Conference Paper
In concurrent systems without automatic garbage collection, it is challenging to determine when it is safe to reclaim memory, especially for lock-free data structures. Existing concurrent memory reclamation schemes are either fast but do not tolerate process delays, robust to delays but with high overhead, or both robust and fast but narrowly appli...
Article
Full-text available
Permisionless decentralized ledgers ("blockchains") such as the one underlying the cryptocurrency Bitcoin allow anonymous participants to maintain the ledger, while avoiding control or "censorship" by any single entity. In contrast, permissioned decentralized ledgers exploit real-world trust and accountability, allowing only explicitly authorized p...
Conference Paper
Current memory reclamation mechanisms for highly-concurrent data structures present an awkward trade-off. Techniques such as epoch-based reclamation perform well when all threads are running on dedicated processors, but the delay or failure of a single thread will prevent any other thread from reclaiming memory. Alternatives such as hazard pointers...
Article
Current memory reclamation mechanisms for highly-concurrent data structures present an awkward trade-off. Techniques such as epoch-based reclamation perform well when all threads are running on dedicated processors, but the delay or failure of a single thread will prevent any other thread from reclaiming memory. Alternatives such as hazard pointers...
Article
Consider a network of \(n\) processes, where each process inputs a \(d\)-dimensional vector of reals. All processes can communicate directly with others via reliable FIFO channels. We discuss two problems. The multidimensional Byzantine consensus problem, for synchronous systems, requires processes to decide on a single \(d\)-dimensional vector \(v...
Conference Paper

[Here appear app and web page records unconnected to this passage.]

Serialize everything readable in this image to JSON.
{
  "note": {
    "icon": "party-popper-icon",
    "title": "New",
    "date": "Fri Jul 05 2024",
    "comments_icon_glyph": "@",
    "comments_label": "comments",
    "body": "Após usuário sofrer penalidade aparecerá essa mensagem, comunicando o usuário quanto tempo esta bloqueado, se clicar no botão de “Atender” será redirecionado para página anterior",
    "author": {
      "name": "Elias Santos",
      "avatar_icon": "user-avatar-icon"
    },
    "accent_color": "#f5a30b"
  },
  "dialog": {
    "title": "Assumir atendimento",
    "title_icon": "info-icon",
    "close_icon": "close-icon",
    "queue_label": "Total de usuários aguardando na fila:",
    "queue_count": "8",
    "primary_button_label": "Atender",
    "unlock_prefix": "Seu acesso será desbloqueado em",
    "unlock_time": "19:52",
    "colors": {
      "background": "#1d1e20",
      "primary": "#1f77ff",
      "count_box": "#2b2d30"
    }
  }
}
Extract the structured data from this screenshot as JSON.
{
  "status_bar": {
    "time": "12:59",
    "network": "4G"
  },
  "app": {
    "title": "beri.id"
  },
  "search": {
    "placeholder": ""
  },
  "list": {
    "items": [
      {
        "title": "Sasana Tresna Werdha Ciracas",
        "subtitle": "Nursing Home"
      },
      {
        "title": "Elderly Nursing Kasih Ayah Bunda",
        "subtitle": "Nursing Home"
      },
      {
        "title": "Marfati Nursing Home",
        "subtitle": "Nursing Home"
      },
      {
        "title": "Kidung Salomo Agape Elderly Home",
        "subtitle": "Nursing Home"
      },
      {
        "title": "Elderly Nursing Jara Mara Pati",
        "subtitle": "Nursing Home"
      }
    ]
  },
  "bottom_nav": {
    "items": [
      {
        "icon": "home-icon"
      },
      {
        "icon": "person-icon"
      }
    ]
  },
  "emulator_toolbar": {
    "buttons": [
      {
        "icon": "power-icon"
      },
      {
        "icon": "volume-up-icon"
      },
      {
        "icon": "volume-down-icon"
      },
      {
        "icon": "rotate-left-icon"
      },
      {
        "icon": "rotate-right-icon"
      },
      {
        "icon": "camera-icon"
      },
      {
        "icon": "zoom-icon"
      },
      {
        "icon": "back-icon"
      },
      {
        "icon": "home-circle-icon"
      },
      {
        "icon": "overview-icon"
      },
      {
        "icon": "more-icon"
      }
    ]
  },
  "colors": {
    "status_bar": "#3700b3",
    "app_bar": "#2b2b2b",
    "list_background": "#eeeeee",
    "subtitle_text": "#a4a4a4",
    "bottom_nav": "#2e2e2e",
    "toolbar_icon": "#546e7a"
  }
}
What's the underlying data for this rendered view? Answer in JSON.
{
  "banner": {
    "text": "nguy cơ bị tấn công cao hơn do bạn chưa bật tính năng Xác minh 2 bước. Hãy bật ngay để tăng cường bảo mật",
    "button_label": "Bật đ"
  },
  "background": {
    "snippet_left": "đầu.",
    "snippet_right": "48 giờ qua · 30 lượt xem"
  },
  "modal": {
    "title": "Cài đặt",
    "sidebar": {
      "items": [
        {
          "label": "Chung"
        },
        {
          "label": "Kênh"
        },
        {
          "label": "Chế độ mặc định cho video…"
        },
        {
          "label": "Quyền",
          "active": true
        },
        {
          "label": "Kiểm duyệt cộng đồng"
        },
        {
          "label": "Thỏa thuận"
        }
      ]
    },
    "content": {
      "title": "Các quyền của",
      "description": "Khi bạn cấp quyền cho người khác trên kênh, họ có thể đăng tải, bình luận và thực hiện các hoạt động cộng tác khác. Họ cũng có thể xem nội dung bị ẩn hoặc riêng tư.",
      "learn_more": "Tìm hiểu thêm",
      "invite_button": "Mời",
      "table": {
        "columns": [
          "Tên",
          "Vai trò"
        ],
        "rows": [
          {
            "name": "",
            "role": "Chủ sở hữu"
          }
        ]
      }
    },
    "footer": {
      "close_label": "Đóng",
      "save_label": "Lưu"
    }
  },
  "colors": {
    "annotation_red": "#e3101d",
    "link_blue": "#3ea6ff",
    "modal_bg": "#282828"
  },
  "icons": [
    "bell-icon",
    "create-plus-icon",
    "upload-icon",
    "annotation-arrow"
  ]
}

Hardware transactional memory (HTM) is becoming widely available on modern platforms. However, software using HTM requires at least two carefully-coordinated code paths: one for transactions, and at least one for when transactions either fail, or are not supported at all. We present the MCMS interface that allows a simple design of fast concurrent...